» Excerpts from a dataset
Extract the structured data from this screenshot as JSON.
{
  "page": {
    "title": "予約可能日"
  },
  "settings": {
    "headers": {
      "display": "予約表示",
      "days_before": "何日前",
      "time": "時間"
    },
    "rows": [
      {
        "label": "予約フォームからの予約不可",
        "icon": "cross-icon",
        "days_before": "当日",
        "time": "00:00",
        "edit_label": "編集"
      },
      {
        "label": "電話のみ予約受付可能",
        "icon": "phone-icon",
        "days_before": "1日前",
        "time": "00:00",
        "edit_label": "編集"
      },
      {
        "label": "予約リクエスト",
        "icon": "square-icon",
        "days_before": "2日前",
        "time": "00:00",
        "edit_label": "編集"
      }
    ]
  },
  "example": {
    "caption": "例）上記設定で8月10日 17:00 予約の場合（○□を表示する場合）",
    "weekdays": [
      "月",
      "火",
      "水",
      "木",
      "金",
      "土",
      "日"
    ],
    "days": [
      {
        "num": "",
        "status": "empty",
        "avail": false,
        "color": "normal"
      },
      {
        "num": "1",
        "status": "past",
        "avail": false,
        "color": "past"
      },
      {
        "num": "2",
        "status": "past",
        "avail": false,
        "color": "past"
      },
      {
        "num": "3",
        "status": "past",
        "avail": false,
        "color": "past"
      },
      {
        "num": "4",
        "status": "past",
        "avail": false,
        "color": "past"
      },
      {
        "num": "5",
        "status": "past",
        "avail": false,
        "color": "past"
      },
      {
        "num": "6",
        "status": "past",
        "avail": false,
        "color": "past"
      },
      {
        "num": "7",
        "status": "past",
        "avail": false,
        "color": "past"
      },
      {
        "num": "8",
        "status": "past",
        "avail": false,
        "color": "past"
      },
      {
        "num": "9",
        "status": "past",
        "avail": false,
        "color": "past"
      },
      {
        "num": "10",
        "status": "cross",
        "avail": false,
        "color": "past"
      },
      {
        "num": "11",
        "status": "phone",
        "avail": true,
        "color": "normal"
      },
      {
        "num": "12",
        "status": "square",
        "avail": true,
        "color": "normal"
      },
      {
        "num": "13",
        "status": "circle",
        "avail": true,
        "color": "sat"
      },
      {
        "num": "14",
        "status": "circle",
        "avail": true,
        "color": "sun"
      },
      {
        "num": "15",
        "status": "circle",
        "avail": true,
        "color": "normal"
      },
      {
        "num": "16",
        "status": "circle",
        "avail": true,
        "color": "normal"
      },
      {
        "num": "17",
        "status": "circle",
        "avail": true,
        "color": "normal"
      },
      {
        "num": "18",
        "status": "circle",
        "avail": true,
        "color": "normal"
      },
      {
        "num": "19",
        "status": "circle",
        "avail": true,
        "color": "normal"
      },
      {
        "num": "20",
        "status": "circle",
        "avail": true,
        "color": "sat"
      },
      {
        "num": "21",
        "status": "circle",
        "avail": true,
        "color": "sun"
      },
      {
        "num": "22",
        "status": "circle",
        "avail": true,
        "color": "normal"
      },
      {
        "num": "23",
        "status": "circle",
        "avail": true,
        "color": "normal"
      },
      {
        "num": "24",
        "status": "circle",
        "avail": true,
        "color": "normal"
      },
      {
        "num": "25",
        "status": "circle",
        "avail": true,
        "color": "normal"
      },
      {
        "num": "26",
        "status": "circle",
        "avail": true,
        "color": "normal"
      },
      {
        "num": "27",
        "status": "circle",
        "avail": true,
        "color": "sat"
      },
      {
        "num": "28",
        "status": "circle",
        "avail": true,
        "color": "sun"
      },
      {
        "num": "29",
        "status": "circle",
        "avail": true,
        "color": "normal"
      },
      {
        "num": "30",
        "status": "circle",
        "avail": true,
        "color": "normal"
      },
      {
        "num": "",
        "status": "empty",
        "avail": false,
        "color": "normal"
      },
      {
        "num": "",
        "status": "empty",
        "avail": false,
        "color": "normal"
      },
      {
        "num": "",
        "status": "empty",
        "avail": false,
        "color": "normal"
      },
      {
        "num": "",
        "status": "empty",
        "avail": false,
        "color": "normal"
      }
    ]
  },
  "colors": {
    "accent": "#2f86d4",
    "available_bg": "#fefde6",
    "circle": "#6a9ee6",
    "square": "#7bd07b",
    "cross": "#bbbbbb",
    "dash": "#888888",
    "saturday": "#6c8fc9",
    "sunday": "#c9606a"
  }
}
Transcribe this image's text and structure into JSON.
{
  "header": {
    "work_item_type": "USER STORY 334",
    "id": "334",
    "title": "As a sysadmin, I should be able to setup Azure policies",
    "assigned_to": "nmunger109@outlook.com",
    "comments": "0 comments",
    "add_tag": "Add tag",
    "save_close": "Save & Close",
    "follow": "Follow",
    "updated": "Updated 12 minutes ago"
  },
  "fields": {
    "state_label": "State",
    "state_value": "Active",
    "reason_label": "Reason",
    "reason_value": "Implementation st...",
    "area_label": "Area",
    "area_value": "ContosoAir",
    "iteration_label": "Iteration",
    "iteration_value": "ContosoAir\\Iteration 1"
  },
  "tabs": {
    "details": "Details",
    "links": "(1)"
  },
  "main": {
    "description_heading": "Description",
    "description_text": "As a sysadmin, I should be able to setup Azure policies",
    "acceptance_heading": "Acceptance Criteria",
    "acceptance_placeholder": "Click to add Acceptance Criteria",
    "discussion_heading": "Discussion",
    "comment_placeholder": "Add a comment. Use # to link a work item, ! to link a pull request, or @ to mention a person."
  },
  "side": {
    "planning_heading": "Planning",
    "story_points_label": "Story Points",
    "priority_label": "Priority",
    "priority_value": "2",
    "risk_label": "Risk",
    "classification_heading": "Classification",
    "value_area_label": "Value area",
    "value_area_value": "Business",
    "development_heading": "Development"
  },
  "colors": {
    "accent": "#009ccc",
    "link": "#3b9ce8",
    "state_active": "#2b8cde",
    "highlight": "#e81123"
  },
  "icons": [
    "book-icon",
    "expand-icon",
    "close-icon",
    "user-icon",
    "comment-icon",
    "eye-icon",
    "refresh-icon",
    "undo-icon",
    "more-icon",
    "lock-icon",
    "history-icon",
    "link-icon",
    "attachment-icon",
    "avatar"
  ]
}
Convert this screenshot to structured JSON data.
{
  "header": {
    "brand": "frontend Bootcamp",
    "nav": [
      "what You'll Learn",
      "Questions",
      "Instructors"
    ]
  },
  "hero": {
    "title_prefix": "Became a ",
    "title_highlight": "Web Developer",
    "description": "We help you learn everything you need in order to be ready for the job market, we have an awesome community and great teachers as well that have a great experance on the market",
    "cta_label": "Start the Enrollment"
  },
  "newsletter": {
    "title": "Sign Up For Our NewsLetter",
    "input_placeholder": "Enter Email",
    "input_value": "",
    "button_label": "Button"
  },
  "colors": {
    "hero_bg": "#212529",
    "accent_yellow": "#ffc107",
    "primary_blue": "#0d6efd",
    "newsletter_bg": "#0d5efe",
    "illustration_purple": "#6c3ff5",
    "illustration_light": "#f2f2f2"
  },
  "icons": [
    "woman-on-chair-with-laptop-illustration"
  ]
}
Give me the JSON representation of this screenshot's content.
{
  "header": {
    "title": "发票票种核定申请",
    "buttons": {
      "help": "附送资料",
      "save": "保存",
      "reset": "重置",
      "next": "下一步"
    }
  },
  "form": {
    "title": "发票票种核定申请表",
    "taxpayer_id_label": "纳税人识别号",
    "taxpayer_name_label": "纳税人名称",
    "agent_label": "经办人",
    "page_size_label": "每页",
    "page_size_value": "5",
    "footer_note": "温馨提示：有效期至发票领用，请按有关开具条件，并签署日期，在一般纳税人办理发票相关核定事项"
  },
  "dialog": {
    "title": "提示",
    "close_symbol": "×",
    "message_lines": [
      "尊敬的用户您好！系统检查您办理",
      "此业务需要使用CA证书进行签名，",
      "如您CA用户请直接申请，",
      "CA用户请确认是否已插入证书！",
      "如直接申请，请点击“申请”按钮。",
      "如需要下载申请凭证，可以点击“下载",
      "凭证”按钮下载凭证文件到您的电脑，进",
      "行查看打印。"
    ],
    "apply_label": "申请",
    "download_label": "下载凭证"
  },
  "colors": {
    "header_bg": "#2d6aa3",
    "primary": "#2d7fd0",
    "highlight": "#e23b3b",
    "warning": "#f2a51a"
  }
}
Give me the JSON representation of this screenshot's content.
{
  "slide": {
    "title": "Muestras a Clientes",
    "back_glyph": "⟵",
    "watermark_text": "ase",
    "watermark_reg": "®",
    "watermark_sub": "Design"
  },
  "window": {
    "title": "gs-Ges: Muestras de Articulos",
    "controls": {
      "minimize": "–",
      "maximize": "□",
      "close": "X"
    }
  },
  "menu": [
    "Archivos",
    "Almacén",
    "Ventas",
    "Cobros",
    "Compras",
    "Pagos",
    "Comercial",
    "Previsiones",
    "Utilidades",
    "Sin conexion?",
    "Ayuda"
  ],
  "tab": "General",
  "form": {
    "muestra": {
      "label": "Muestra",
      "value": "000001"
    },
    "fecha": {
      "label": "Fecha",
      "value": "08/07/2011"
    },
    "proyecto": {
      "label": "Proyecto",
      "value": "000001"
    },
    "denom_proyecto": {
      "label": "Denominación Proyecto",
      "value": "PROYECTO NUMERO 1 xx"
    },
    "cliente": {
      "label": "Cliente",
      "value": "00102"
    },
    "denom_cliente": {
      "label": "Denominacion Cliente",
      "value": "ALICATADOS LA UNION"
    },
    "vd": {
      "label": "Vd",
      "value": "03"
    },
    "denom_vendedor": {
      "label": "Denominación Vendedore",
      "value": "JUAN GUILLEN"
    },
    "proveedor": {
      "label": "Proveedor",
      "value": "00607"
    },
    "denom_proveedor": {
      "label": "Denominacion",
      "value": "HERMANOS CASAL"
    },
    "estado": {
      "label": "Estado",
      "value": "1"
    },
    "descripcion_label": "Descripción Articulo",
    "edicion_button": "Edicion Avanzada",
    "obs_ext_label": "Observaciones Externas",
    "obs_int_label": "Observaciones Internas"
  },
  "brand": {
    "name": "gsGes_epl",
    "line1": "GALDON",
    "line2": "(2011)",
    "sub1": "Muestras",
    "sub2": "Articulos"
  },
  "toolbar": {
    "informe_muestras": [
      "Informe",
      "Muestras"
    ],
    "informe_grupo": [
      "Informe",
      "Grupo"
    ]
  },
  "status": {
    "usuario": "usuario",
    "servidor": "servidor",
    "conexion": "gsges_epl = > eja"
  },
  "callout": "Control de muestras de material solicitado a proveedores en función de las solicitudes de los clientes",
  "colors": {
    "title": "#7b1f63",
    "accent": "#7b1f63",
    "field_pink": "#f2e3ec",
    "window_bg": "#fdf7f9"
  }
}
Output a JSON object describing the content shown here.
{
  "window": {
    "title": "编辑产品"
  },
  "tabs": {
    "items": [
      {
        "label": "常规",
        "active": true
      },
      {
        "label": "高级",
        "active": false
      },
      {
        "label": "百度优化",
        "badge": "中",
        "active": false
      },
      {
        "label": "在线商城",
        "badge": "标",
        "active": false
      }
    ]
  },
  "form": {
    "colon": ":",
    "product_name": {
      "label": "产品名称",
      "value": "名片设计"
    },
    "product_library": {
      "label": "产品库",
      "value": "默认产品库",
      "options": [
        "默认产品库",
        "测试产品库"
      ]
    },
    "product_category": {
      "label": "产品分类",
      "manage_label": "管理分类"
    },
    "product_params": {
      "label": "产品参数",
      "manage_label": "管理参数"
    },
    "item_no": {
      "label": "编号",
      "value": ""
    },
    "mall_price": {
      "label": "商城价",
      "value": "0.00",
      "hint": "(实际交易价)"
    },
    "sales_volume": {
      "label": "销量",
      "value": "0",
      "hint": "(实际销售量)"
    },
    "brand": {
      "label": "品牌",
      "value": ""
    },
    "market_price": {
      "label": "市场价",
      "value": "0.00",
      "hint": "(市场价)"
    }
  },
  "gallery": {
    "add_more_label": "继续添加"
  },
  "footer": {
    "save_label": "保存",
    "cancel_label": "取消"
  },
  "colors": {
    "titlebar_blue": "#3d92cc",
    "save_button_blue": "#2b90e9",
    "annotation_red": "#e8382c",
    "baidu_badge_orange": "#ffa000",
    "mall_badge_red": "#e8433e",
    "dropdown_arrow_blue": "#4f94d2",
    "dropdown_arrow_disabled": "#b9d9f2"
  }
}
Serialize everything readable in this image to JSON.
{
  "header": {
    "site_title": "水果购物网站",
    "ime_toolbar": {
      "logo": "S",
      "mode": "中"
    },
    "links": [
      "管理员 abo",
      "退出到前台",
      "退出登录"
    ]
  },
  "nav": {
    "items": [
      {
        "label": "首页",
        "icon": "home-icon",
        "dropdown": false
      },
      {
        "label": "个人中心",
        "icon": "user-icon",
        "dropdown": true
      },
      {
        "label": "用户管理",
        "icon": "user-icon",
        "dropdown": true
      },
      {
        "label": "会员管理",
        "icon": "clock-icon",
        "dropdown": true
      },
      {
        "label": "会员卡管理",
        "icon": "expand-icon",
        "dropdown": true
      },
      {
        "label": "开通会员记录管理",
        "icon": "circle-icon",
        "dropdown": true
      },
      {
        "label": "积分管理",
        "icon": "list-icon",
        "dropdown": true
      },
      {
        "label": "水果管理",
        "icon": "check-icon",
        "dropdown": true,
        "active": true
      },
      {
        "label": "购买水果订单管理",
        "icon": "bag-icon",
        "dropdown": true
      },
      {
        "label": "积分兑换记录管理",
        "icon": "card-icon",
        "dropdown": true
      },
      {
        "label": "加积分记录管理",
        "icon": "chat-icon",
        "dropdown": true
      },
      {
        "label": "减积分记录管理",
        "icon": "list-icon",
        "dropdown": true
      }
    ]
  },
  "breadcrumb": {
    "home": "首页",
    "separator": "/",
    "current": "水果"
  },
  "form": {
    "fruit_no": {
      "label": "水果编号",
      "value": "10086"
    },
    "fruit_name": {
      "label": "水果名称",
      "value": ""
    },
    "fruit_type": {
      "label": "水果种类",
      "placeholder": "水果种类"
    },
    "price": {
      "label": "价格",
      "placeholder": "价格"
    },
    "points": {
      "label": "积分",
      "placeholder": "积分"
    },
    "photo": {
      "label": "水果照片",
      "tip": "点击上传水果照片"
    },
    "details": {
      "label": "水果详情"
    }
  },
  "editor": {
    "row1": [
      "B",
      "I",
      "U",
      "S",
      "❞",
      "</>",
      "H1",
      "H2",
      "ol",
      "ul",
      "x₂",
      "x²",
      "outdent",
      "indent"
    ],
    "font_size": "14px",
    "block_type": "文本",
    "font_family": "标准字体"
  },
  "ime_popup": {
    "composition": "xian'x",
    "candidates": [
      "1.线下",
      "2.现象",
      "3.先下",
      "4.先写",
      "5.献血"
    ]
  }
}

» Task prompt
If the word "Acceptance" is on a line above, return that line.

» Written reply
    "acceptance_heading": "Acceptance Criteria",
    "acceptance_placeholder": "Click to add Acceptance Criteria",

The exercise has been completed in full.